## AVAILABLE RECORDS
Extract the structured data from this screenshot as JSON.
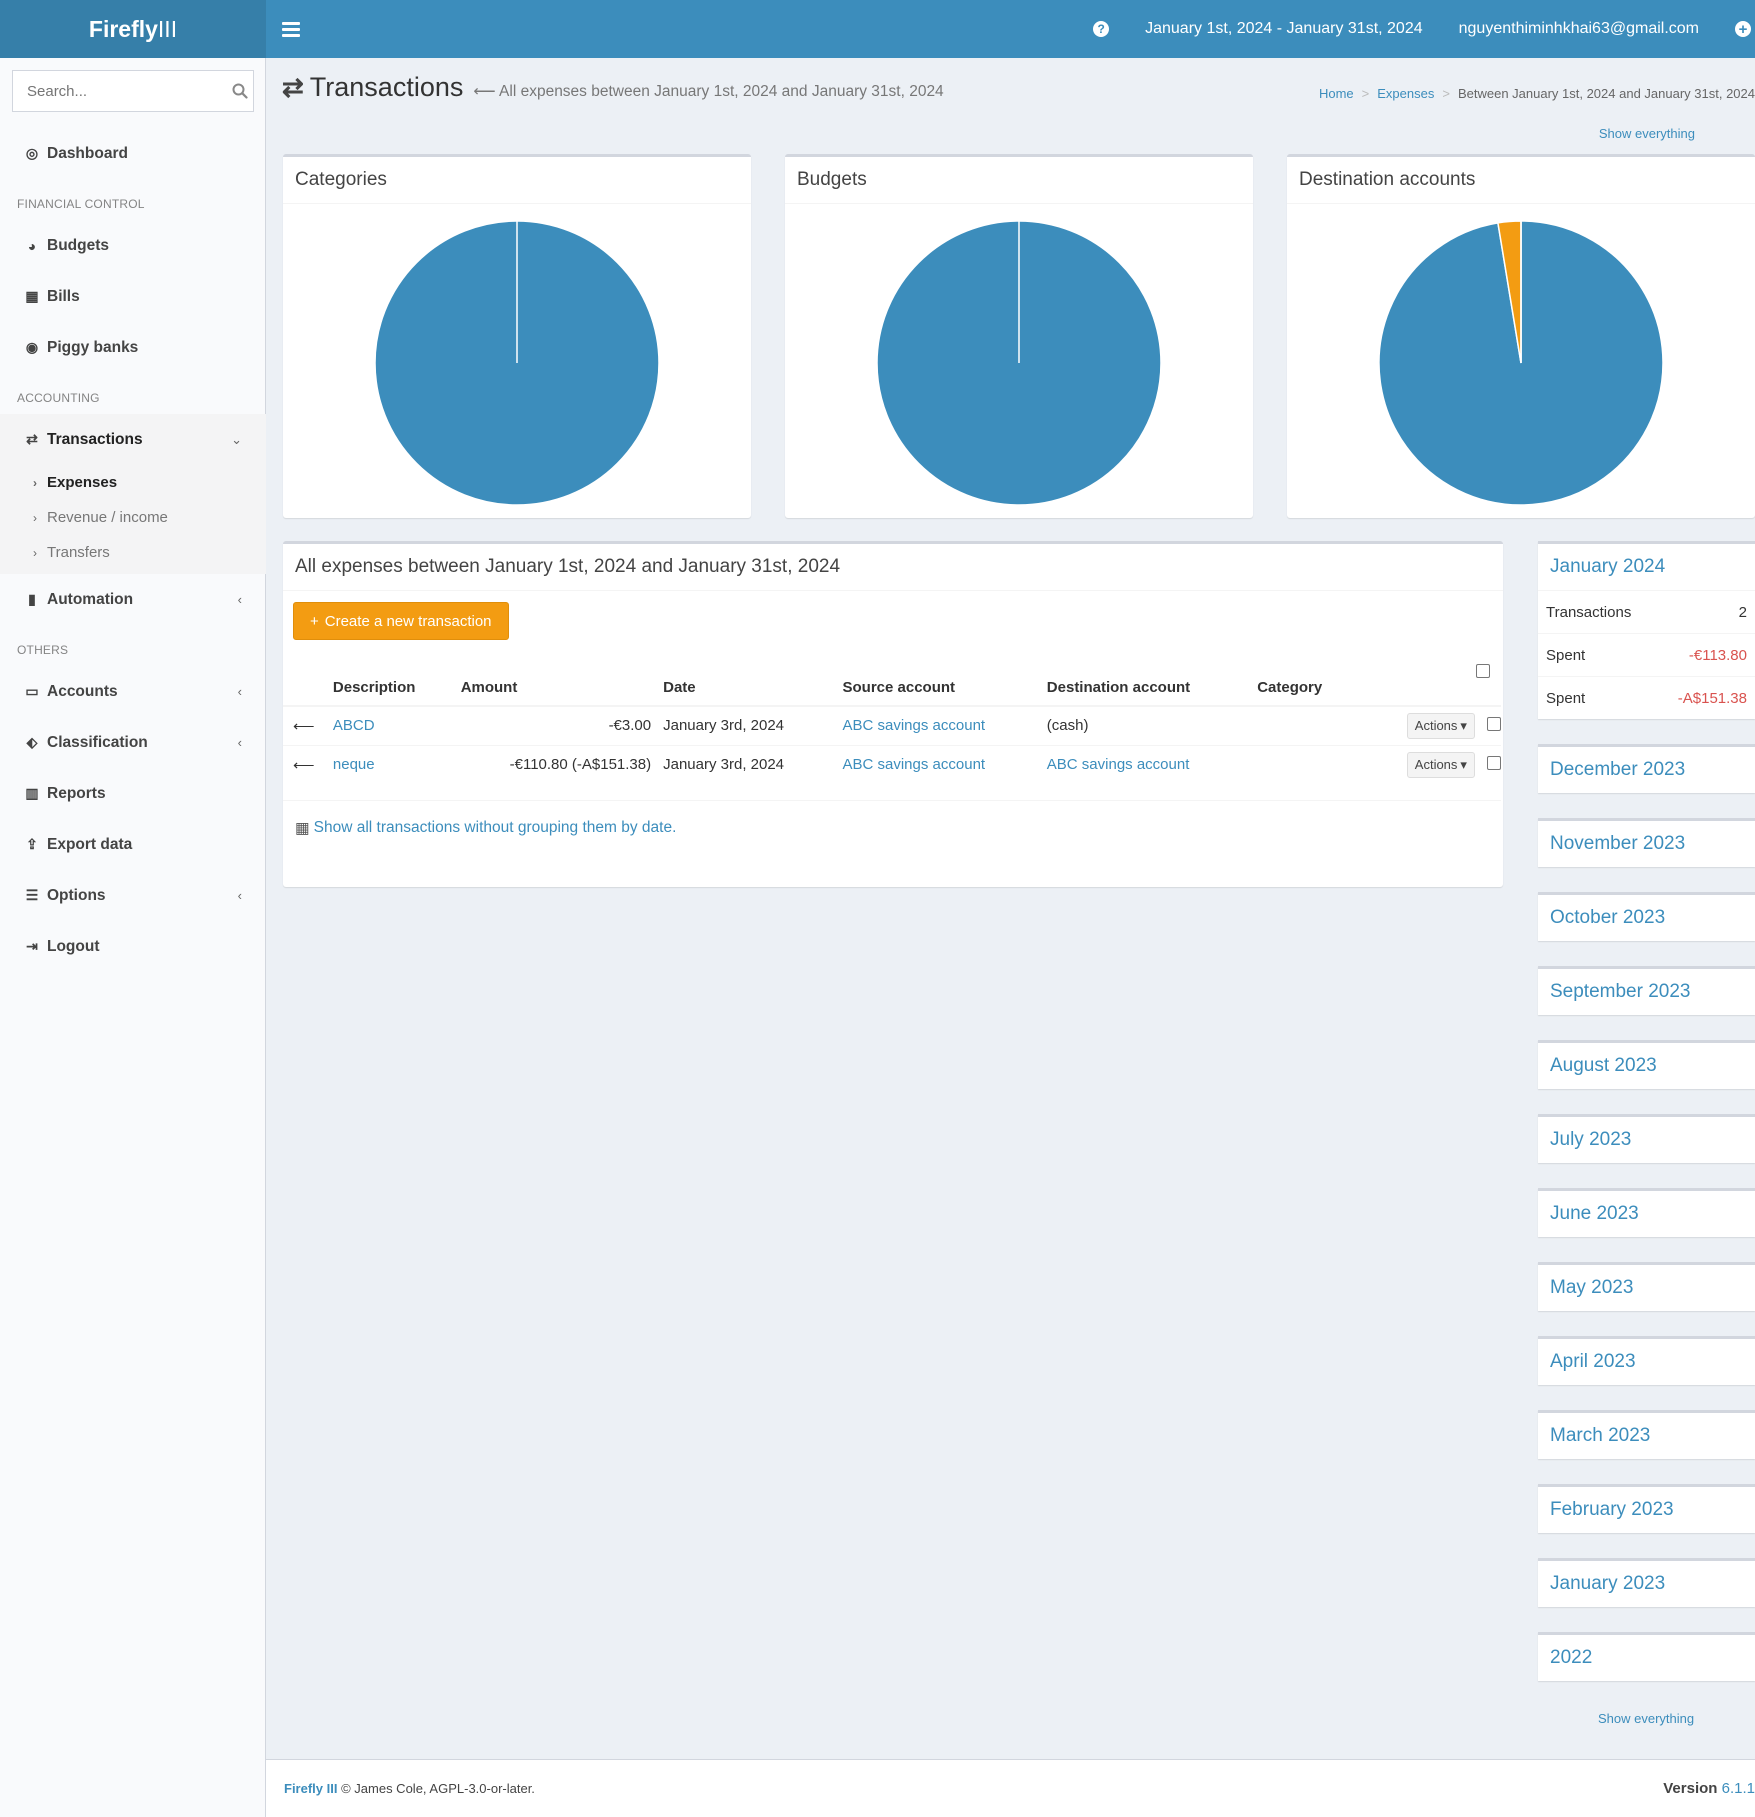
{
  "header": {
    "logo_bold": "Firefly",
    "logo_rest": "III",
    "date_range": "January 1st, 2024 - January 31st, 2024",
    "user_email": "nguyenthiminhkhai63@gmail.com"
  },
  "sidebar": {
    "search_placeholder": "Search...",
    "dashboard": "Dashboard",
    "financial_control": "FINANCIAL CONTROL",
    "budgets": "Budgets",
    "bills": "Bills",
    "piggy_banks": "Piggy banks",
    "accounting": "ACCOUNTING",
    "transactions": "Transactions",
    "expenses": "Expenses",
    "revenue": "Revenue / income",
    "transfers": "Transfers",
    "automation": "Automation",
    "others": "OTHERS",
    "accounts": "Accounts",
    "classification": "Classification",
    "reports": "Reports",
    "export_data": "Export data",
    "options": "Options",
    "logout": "Logout"
  },
  "page": {
    "title": "Transactions",
    "subtitle": "All expenses between January 1st, 2024 and January 31st, 2024",
    "breadcrumb": [
      "Home",
      "Expenses",
      "Between January 1st, 2024 and January 31st, 2024"
    ],
    "show_everything": "Show everything"
  },
  "charts": {
    "categories_title": "Categories",
    "budgets_title": "Budgets",
    "destination_title": "Destination accounts"
  },
  "chart_data": [
    {
      "type": "pie",
      "title": "Categories",
      "slices": [
        1.0
      ],
      "colors": [
        "#3c8dbc"
      ]
    },
    {
      "type": "pie",
      "title": "Budgets",
      "slices": [
        1.0
      ],
      "colors": [
        "#3c8dbc"
      ]
    },
    {
      "type": "pie",
      "title": "Destination accounts",
      "slices": [
        0.974,
        0.026
      ],
      "colors": [
        "#3c8dbc",
        "#f39c12"
      ]
    }
  ],
  "list": {
    "title": "All expenses between January 1st, 2024 and January 31st, 2024",
    "create_button": "Create a new transaction",
    "columns": [
      "Description",
      "Amount",
      "Date",
      "Source account",
      "Destination account",
      "Category"
    ],
    "rows": [
      {
        "description": "ABCD",
        "amount": "-€3.00",
        "date": "January 3rd, 2024",
        "source": "ABC savings account",
        "destination": "(cash)",
        "category": ""
      },
      {
        "description": "neque",
        "amount": "-€110.80 (-A$151.38)",
        "date": "January 3rd, 2024",
        "source": "ABC savings account",
        "destination": "ABC savings account",
        "category": ""
      }
    ],
    "actions_label": "Actions",
    "footer_link": "Show all transactions without grouping them by date."
  },
  "periods": {
    "current": {
      "title": "January 2024",
      "transactions_label": "Transactions",
      "transactions_value": "2",
      "spent_label": "Spent",
      "spent_eur": "-€113.80",
      "spent_aud": "-A$151.38"
    },
    "others": [
      "December 2023",
      "November 2023",
      "October 2023",
      "September 2023",
      "August 2023",
      "July 2023",
      "June 2023",
      "May 2023",
      "April 2023",
      "March 2023",
      "February 2023",
      "January 2023",
      "2022"
    ],
    "show_everything": "Show everything"
  },
  "footer": {
    "brand": "Firefly III",
    "copyright": "© James Cole, AGPL-3.0-or-later.",
    "version_label": "Version",
    "version": "6.1.1"
  }
}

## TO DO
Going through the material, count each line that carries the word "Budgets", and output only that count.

## TASK SOLUTION
3